- EFN Staff | October 12, 2017
A man from Sweetgrass First Nation received an award for his act of bravery earlier this week in Regina at the Government House. Clark Whitecalf was awarded the Stanhope Certificate from the Royal Canadian Humane Association Bravery Awards for rescuing a girl from a house
“It’s honouring and a humbling experience,” said Whitecalf. “These awards I’ve received are pretty prestigious…it’s only a once in a lifetime thing.”
August 31st, 2015, Whitecalf was driving by a residence on the First Nation reserve and noticed flames from the house windows. He called 911 and immediately ran to the backdoor where flames were coming out of the windows. Whitecalf heard someone coughing inside the burning house and tried to go through but couldn’t make it due to the flames. He ran to the front door and crawled through the black smoke and extreme heat even though he had difficulty breathing. He called out again and saw a hand fall to the side of the couch. It was then that Whitecalf saw a unconscious teenage girl and pulled her out of the house to safety. Afterwards, the 18-year-old girl was taken to North Battleford hospital and transferred to Saskatoon hospital where she was treated for severe burns and smoke inhalation.
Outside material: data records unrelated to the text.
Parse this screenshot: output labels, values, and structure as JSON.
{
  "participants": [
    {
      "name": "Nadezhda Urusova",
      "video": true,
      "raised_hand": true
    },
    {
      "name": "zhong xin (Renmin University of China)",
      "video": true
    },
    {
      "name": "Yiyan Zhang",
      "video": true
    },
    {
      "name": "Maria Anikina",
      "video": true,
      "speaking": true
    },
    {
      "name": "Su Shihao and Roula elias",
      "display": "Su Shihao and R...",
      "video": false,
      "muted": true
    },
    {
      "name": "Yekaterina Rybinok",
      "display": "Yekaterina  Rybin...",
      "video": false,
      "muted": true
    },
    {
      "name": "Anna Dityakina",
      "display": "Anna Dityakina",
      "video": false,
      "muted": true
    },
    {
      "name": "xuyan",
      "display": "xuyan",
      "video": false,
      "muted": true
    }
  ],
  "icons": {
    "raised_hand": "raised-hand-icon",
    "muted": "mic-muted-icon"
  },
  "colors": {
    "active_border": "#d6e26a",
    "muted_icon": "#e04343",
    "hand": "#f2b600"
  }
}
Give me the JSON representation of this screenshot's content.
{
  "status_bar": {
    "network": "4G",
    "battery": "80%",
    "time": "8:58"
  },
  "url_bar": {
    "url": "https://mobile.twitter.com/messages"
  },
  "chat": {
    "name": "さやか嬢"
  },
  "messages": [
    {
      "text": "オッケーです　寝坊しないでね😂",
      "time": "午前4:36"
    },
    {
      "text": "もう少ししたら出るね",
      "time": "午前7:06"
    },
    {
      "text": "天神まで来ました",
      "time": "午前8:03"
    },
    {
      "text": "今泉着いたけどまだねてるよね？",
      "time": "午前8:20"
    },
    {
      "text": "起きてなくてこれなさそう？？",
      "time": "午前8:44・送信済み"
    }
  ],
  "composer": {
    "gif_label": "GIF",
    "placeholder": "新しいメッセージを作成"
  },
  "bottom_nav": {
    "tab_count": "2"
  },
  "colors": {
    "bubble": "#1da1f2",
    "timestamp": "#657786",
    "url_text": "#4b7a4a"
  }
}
Whitecalf was also treated for severe smoke inhalation. It was his act of bravery that landed him this prestigious award in 2016 and was voted the most outstanding rescue in Canada that year. This year he was awarded the Stanhope medal – which is only awarded once a year for the entire commonwealth.
Trustees reviewed the nominations, Her Royal Highness Princess Alexandra was impressed with Whitecalf’s act of bravery that she requested under the patronage of the Majesty the Queen a special frame to be presented to him.
The Chief of Sweetgrass First Nation attended the awards ceremony and said she is proud of Whitecalf and that he is considered a hero in their community.
“Every time I see the girl he saved, I think of him,” said Chief Lorie Whitecalf. “He did something that very few people would do. He put his own life on the line to save one of our young women from the reserve.”
Whitecalf doesn’t see himself the same way his community does.
“I never really saw myself as a hero. I reacted on impulse and my instinct…I did the right thing.”
Last year, he also received a medal for heroism from the Carnegie Hero Fund Commission which is based out of Pittsburgh, Pennsylvania.